CGRG Bibliography of Canadian Geomorphology
Author : Lesemann, J-E.; Brennand, T.A.; and Lian, O.B.
Date : 2007.
Title : New insights on environmental change preserved in the Okanagan Centre stratotype, southern British Columbia, Canada.
Publication : CANQUA Ottawa 2007. Canadian Quaternary Association Conference, June 4-8, 2007. Carleton University, Ottawa, Ontario, Canada.

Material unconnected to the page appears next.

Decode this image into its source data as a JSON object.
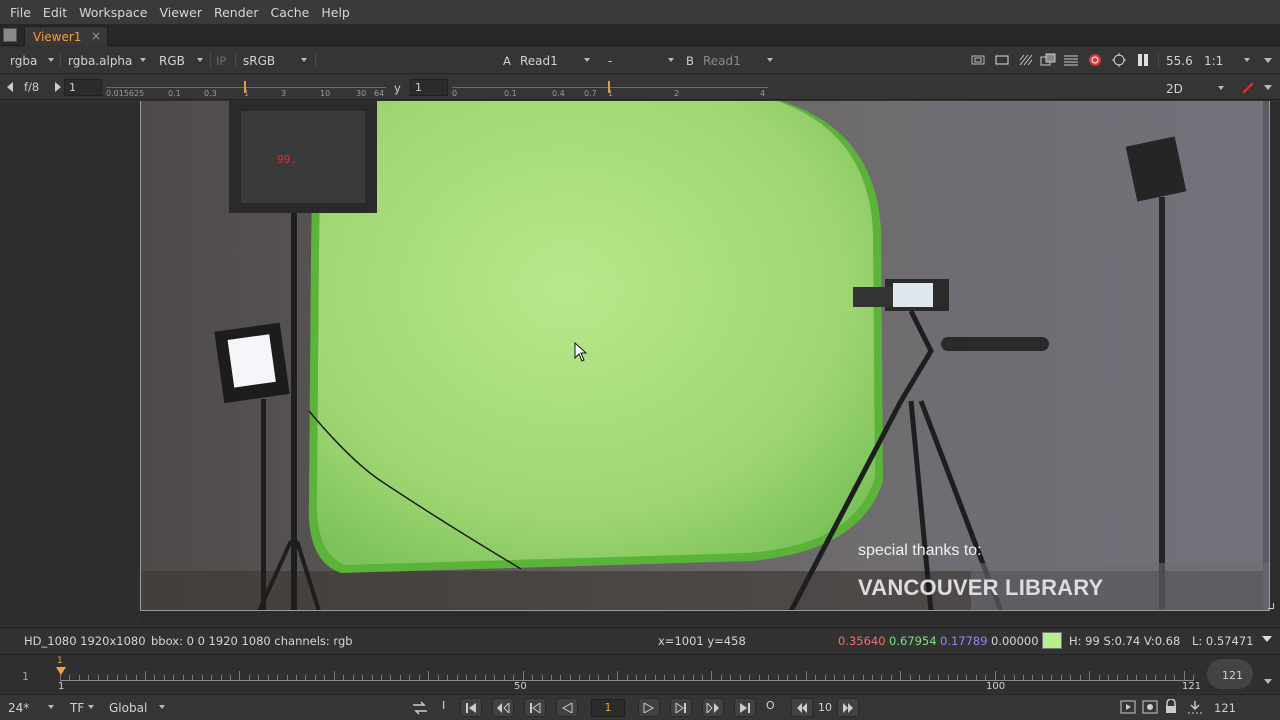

The Okanagan Centre section consists of a ~100 m thick sediment exposure located on the eastern shore of Okanagan Lake. Current interpretations of sediments at Okanagan Centre suggest a record of environmental change spanning ~44 000 – 50 000 years, possibly encompassing two glacial and interglacial cycles. The Okanagan Centre stratotype is a composite established from numerous smaller component stratotypes located in tributary valleys of the Okanagan Valley. Although some chronological control exists for the component stratotypes, it is generally lacking in the Okanagan Centre section. Also lacking is detailed process sedimentology for each lithostratigraphic unit, especially for diamicton units identified as tills and therefore interpreted as being formed during glacial (stadial) intervals. The only reported chronological marker is a redeposited and diluted tephra layer tentatively identified as a Cascadia tephra. Due to this paucity of datable material, correlation between composite stratotypes and units of the Okanagan Centre section relies mainly on lithostratigraphy. Re-examination of the lithostratigraphy and, especially, detailed sedimentology of diamicton units indicates that they record a glacial advance and debris flows, not separate glacial intervals. In addition, new age information (optical dating and tephrachronology) from lithostratigraphic units at Okanagan Centre suggest a much shorter record of environmental change, limited to the Late Wisconsinan (Fraser) glaciation (MIS 2). Optical ages show that most sediments were deposited 12 000-19 000 yrs BP. Tephra grain chemistry was determined using glass shard chemistry and glass-encased magnetite chemistry techniques. In both cases, tephra dilution limits the number of grains that can be probed. Glass shard chemistry has yielded inconclusive results suggesting a Mt. St Helens (MSH) tephra source. Identifying the exact MSH eruption is difficult as results can be linked to two distinct eruptions separated by ~35 000 years. Glass-encased magnetite chemistry eliminates the Mt. Mazama and Bridge River eruptions as sources for the Okanagan Centre tephra. This presentation highlights the need for careful re-examination of stratotypes in south-central British Columbia and their use in interpreting Quaternary environmental change. We emphasize the need for coupling of detailed process-based sedimentology with multiple chronological controls of units within stratotypes to better constrain the nature and timing of environmental change.
Bibliography of Canadian Geomorphology